In similar situations, one could observe the wave properties of light except that this is not the case here. The mirror could be imperfect except that it's usually very close to flat so this is not the reason, either. Your observation has another simple reason: the Sun isn't a point. It's round.
That's why the light rays coming from the Sun are not exactly parallel to each other (I mean to other rays from the Sun). In fact, the photons from the Sun come from different angles and the maximum angle between two photons arriving from the Sun is nothing else the apparent size of the Sun
which is about 0.54 degrees or 0.0094 radians. It's the angular diameter. Note that it may be calculated as the absolute diameter of the Sun divided by the Sun-Earth distance.

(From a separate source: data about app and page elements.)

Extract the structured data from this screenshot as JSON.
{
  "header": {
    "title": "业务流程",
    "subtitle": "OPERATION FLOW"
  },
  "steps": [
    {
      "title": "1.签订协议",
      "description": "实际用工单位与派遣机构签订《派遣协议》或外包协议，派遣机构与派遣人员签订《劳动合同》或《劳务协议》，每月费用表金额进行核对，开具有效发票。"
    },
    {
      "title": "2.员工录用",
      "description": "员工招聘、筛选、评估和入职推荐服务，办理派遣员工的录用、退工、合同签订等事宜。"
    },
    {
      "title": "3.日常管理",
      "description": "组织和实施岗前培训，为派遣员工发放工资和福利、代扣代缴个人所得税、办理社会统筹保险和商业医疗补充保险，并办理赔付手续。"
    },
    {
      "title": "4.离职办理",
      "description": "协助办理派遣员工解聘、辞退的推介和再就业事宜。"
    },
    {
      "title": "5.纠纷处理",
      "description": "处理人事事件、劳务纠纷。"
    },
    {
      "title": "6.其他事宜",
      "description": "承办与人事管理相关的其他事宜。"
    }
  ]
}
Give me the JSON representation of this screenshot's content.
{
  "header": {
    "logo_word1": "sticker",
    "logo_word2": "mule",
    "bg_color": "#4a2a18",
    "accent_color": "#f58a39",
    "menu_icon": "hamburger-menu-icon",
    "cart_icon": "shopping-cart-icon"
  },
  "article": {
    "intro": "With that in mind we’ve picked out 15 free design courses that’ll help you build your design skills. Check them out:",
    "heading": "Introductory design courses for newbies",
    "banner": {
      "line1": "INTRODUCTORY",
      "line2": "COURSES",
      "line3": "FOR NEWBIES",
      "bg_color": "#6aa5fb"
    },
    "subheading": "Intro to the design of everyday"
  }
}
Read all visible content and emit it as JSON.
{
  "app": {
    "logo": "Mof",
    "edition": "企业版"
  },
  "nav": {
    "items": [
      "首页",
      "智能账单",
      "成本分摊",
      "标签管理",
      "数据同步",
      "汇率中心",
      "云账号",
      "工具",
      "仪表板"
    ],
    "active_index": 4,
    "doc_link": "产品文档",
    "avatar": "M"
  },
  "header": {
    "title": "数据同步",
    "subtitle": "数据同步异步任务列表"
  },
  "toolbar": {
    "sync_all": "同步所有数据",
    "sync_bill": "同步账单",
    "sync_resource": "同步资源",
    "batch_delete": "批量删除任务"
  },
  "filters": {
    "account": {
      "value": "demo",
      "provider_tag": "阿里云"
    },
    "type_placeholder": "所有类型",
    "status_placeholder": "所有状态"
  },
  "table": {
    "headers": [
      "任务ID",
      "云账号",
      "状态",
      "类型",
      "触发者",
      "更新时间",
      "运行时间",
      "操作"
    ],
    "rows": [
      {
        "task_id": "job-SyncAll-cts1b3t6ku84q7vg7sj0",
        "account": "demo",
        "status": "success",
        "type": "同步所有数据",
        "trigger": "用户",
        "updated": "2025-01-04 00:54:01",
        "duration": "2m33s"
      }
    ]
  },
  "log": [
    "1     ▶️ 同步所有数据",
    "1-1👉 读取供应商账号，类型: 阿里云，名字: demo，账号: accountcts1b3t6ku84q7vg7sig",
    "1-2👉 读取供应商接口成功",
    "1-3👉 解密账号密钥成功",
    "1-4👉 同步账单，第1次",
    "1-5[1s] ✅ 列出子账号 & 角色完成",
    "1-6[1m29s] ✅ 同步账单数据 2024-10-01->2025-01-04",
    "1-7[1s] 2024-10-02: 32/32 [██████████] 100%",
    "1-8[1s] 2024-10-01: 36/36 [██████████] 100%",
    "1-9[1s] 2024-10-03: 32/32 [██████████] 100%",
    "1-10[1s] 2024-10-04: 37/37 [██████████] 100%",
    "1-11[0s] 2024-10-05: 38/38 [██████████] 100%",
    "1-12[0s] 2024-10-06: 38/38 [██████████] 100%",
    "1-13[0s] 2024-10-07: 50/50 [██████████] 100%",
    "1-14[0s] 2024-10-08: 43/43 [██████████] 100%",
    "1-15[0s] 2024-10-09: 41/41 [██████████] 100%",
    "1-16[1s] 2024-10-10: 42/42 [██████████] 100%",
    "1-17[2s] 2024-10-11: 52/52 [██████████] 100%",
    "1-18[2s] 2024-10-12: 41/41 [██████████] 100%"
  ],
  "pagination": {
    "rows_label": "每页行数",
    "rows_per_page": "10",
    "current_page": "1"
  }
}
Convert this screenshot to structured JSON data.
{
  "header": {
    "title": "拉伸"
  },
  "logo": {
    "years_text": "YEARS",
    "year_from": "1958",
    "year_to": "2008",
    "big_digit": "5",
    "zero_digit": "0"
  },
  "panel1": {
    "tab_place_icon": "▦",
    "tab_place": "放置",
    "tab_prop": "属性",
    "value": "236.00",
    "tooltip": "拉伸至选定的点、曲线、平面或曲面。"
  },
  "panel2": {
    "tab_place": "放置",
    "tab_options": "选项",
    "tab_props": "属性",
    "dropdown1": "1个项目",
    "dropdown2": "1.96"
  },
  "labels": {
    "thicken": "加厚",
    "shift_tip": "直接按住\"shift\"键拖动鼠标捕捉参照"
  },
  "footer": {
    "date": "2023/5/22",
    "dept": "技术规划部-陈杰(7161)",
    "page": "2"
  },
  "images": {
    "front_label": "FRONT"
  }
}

Now, imagine that you have an infinitely small mirror. The photons from the Sun get reflected in slightly different directions because they are coming from slightly different directions. In fact, the directions from which the photons arrive form a small disk on $S^2$, so the same must hold for the reflected photons: the beam isn't a sharp line, it's a cone diverging from the mirror.
If you multiply the angle 0.0094 by e.g. 20 meters – distance between your sweetheart and the mirror, you get 19 centimeters. So already a tiny mirror will produce an illuminated disk of diameter 19 centimeters (almost 1% of the distance between the mirror and the "screen"). The disk-shaped illuminated spot you see in case C – more precisely, in cases when the mirror-screen distance is much more than 100 times the mirror radius – is nothing else than the shape of the Sun itself.
If your mirror is a 30 cm times 30 cm square, the illuminated area will be a "convolution" (some kind of combination or compromise, if you don't know what a convolution is) of the same square and a disk of diameter 1% of the mirror-screen distance. So if the distance is 20 meters, the radius of curvature of the smooth corners will be about 9.5 centimeters. Each of the four corners will be replaced by a disk of radius 9.5 centimeters and the total illuminated area will be the convex envelope of these four circles, so it will be a square of side 30+9.5+9.5=49 centimeters with round corners whose curvature radius is 9.5 centimeters. The places closer to the center of this "fuzzy reflection of your mirror" will be illuminated more strongly; the intensity of light will decrease towards the boundaries of the 49-centimeter rounded square.